One way of generating interesting treasures, especially when it's a powerful monster, is to think about what's important to the monster. What kinds of things might a dragon really need? If the answer is that, hey, maybe this one needed a laxative recently ... pity the adventurer who misuses that barrel of pink potion in the lair. How do guy dragons make themselves attractive to the scaly sirens at the saurian singles bars? Is there a bucket of scale-shinola in the lair's hidden compartment? Maybe that stuff actually strengthens metal armor (or leather armor) for short periods of time.
And do dragons have pets? A pet and some pet supplies would be interesting stuff to find in the dragon's lair. Watch the characters take really, really good care of that cockatiel until they can figure out what it "does." Negotiating with a dragon that wants 40 pounds of mixed seeds?
The most recent bit I wrote this morning was about a monster that eats brains. In the treasure hoard? A long-handled gold spoon...
Sitting here with a cup of coffee, typing away at Chapter 7 of my Cyclopean Deeps "Under Realms" mini-campaign, my thoughts drifted over to the problems I've been having with this blog. I think I just figured something out.
Really, the hardest part of keeping a running blog isn't the writing, it's thinking up the interesting topics. If you come up with something interesting but you don't really cover the ground very well, or perhaps you miss your own point, that's okay: someone else is likely to pick up the topic, handle it better, and link back to your blog. Even Homer had some places in the Iliad and the Odyssey that didn't really measure up. It's not a catastrophe.
What I've been doing, subconsciously, is rejecting the topics that are of medium interest. If I didn't have some sort of Big Idea, I didn't write at all. That's not what people read blogs for (although the occasional Big Idea increases visitor numbers, especially if it's controversial).
I need to focus on the fact that it's okay to have blog posts that are chatty rather than profound, that can even be stupid sometimes. The willingness to stumble out with a half-baked idea isn't an insult to the readers (provided that it's only occasional) -- it's a sign that you respect the readers enough to post something where they have to connect a few of their own dots. Every so often, a half-baked idea can lead to several awesome ones.
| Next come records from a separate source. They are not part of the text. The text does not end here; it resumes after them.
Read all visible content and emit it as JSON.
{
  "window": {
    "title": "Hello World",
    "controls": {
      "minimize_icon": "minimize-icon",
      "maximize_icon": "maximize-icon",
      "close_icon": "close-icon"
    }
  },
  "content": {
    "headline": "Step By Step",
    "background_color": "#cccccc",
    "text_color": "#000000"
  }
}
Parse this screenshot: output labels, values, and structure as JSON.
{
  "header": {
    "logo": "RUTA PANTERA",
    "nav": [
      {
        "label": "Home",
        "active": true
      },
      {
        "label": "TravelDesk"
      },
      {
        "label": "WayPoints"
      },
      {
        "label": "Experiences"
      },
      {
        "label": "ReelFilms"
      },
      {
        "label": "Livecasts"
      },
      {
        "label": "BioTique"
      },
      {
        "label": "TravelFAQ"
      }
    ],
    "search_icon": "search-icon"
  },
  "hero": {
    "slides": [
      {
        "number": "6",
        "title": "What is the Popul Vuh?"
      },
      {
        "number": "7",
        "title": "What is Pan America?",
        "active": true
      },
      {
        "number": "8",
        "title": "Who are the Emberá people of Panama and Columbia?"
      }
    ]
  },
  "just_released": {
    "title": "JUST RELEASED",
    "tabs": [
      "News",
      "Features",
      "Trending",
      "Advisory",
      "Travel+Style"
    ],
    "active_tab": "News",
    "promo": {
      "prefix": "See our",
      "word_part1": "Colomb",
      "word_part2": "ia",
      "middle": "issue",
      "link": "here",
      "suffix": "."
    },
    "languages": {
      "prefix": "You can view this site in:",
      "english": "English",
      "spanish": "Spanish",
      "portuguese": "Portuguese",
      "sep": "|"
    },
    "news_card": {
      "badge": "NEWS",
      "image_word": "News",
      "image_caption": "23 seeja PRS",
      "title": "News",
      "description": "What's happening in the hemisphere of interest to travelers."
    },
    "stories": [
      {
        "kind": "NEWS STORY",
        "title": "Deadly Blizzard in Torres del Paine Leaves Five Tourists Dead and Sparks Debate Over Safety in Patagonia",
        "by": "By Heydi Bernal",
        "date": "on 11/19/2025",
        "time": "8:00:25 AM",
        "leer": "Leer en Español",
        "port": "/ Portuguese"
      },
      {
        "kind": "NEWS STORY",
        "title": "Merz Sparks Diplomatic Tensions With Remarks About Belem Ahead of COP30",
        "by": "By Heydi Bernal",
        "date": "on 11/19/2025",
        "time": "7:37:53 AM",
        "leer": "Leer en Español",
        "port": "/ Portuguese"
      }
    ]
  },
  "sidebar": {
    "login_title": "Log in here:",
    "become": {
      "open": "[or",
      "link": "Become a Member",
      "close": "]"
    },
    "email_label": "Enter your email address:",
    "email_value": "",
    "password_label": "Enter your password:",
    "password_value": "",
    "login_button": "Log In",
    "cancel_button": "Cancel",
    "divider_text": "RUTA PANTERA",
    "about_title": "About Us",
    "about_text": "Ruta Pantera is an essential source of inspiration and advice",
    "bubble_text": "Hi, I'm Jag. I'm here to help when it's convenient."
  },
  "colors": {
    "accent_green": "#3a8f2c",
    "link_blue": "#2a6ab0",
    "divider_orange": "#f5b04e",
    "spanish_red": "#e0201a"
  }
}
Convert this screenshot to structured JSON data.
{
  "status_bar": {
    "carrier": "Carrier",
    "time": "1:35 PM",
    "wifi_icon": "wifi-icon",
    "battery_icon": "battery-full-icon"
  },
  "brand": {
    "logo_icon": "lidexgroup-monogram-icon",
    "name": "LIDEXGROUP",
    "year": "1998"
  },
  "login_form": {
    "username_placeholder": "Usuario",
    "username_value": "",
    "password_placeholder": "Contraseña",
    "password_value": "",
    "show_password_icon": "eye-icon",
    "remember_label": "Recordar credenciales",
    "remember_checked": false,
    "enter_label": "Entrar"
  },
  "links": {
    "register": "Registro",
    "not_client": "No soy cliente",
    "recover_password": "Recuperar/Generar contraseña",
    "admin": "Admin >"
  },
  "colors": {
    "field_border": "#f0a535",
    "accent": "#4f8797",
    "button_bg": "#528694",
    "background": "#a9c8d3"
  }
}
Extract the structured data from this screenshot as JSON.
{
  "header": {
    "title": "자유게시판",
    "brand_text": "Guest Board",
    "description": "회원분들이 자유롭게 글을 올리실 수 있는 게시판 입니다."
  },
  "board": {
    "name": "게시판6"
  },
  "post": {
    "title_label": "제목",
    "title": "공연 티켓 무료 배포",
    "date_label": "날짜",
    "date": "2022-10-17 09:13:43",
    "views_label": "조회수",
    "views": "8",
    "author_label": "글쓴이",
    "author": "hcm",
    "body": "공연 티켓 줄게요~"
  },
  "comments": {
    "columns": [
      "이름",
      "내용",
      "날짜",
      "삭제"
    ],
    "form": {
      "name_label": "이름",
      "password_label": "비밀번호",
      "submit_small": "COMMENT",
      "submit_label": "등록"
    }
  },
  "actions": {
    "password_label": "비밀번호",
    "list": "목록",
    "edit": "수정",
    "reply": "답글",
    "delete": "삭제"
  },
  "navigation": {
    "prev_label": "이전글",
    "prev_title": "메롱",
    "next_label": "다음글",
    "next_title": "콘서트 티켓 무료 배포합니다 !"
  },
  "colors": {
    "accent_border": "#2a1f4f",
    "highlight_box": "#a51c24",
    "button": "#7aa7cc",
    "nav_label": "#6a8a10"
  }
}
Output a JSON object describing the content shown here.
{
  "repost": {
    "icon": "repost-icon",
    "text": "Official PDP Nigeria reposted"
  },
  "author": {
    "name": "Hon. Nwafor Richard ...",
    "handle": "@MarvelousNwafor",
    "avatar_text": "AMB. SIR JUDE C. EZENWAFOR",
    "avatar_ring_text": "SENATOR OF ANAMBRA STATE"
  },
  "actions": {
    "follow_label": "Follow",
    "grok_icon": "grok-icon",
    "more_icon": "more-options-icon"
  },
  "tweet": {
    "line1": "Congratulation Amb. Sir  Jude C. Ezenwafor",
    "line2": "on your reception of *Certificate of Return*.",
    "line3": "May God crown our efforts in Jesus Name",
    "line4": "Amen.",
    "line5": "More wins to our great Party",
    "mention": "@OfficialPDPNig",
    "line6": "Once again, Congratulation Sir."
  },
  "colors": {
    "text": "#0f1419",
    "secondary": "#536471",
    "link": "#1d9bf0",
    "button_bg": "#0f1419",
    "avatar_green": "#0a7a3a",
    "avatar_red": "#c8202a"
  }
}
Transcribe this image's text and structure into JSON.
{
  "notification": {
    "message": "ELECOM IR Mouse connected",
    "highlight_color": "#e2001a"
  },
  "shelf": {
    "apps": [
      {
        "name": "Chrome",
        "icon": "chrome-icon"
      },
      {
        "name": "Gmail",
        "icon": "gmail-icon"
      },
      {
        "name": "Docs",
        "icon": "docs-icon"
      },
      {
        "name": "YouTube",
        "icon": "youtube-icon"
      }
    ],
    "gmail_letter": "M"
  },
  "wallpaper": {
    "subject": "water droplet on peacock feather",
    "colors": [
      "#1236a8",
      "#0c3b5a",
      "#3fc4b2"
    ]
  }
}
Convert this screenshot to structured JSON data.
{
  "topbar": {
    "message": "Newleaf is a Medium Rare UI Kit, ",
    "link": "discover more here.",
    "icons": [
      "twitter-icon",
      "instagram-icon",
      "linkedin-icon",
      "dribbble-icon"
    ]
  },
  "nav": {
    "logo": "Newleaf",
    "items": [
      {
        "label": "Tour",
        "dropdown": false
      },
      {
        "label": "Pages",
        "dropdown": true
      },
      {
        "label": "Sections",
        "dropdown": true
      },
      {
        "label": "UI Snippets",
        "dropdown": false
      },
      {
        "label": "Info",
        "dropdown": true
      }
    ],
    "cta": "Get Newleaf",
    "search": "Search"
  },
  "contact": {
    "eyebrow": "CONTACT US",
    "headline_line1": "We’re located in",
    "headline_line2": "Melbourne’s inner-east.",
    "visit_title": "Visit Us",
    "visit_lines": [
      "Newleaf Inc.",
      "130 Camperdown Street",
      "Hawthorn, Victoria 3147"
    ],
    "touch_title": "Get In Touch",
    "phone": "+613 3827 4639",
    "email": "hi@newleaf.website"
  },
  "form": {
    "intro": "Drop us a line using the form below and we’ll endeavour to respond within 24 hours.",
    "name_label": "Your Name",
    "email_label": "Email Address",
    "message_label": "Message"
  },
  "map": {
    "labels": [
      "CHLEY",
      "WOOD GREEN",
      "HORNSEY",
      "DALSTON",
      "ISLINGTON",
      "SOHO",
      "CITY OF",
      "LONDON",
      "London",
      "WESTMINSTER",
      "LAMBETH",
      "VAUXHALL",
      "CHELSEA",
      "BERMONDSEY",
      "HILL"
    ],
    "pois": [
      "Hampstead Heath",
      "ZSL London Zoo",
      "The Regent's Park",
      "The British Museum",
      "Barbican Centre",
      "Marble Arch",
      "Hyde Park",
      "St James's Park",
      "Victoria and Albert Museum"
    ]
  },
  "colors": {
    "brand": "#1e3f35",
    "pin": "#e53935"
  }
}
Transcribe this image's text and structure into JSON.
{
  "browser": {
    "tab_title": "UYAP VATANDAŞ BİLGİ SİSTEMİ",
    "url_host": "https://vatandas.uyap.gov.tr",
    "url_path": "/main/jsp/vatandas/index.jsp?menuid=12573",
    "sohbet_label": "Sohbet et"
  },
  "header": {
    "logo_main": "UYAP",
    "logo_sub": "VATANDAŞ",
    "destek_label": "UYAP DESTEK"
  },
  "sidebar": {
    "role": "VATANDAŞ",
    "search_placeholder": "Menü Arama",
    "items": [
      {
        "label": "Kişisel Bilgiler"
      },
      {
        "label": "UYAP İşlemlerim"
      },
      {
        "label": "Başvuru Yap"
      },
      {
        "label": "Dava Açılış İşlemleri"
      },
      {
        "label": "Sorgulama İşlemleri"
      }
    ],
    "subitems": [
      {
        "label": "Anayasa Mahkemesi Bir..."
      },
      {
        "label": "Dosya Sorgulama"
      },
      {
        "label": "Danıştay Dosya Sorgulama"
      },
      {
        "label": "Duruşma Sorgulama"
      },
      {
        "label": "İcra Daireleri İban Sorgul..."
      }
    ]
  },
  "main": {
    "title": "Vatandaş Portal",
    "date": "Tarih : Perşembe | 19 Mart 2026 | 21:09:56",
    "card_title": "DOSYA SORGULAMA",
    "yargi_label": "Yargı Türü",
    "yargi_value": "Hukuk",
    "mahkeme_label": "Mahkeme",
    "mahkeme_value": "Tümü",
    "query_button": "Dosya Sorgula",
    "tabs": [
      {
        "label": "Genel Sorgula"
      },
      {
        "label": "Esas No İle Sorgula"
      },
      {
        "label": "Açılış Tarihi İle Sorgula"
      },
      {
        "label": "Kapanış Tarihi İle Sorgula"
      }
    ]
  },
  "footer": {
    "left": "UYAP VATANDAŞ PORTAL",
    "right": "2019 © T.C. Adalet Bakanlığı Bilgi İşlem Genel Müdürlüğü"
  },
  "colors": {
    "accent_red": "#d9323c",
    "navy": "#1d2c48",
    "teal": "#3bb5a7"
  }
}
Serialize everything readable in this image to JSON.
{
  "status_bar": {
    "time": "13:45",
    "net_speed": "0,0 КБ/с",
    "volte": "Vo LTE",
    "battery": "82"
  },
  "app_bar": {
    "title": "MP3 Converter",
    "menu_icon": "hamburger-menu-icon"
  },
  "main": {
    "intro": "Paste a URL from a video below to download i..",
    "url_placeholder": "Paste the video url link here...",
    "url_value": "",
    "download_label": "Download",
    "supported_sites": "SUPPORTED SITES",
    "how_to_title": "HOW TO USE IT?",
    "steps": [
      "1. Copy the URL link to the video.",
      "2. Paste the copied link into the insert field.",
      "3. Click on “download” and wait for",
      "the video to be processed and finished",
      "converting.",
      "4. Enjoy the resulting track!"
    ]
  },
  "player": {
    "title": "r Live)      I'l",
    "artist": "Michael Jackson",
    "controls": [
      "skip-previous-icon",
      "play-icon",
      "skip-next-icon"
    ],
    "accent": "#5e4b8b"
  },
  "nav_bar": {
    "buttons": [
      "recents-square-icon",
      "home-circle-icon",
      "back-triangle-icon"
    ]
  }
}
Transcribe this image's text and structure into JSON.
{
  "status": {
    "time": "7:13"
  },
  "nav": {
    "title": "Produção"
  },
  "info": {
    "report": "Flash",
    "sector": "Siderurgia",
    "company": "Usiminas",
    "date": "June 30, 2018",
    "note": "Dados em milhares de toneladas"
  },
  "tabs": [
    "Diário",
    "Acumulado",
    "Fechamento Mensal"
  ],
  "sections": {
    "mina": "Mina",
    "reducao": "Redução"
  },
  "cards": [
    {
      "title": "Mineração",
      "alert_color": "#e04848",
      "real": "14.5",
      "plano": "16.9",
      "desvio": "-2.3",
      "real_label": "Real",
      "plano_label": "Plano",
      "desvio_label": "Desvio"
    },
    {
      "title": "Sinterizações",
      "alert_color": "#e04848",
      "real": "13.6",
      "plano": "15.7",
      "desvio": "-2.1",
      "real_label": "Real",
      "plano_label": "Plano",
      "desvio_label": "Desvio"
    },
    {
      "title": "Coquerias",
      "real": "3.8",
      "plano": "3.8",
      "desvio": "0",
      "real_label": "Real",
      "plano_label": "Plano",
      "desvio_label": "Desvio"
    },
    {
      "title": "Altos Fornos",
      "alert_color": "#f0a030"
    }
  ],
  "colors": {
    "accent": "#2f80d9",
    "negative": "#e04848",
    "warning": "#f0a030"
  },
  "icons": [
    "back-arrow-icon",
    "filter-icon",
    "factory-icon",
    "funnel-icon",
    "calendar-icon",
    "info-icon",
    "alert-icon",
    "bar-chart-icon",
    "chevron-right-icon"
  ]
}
This particular post is time-limited, since it's about a sale going on. Purple Duck Games has a Swords & Wizardry module that's on sale at the moment. It's called the Monastery of Inexorable Truth. I haven't read it myself, but it has a five star review from a staff reviewer. For $2.67, it's worth taking a look at a well-reviewed product.
Why haven't I read it? Good question. It's because I very seldom read anything written by someone else. I'm worried that it would be too easy for me to assimilate a visual picture, or a neat idea, and then duplicate it later without realizing that it was a memory rather than an idea. It doesn't say anything bad about the Monastery of Inexorable Truth.
Purple Duck also carries a large inventory of DCC and at least one Pathfinder resource that I could see, so if you play other fantasy RPGs you might find something to your tastes.
Okay, that was the duck. The title also mentions a side order of blog, and blogging is something I haven't really been doing enough of ... at least, not here. At the Frog God Games website we've kicked off an initiative to have a daily blog going, and I'm part of that effort. If I write a good post on a general topic, I'll cross-post it to here, but I'll probably also be putting up a couple of chatty little blog posts that are really specific to fans of Frog God Games, and I won't bother to reproduce them here. Therefore, if you're a fan of Frog God Games, head over to the blog page there and take a look. It isn't just me blogging there: Bill Webb, Skeeter Green, and others will be putting up their ideas and experiences about gaming and Frog-Godliness.
I'm a gamer in Sugar Land, Texas. I have written a couple of modules and also did a re-description of Gary Gygax's and Dave Arneson's Original D&D, which is called Swords & Wizardry. I also draw a little, but I'm not as good at drawing as I am at writing. Other hobbies are running marathons and TaeKwonDo.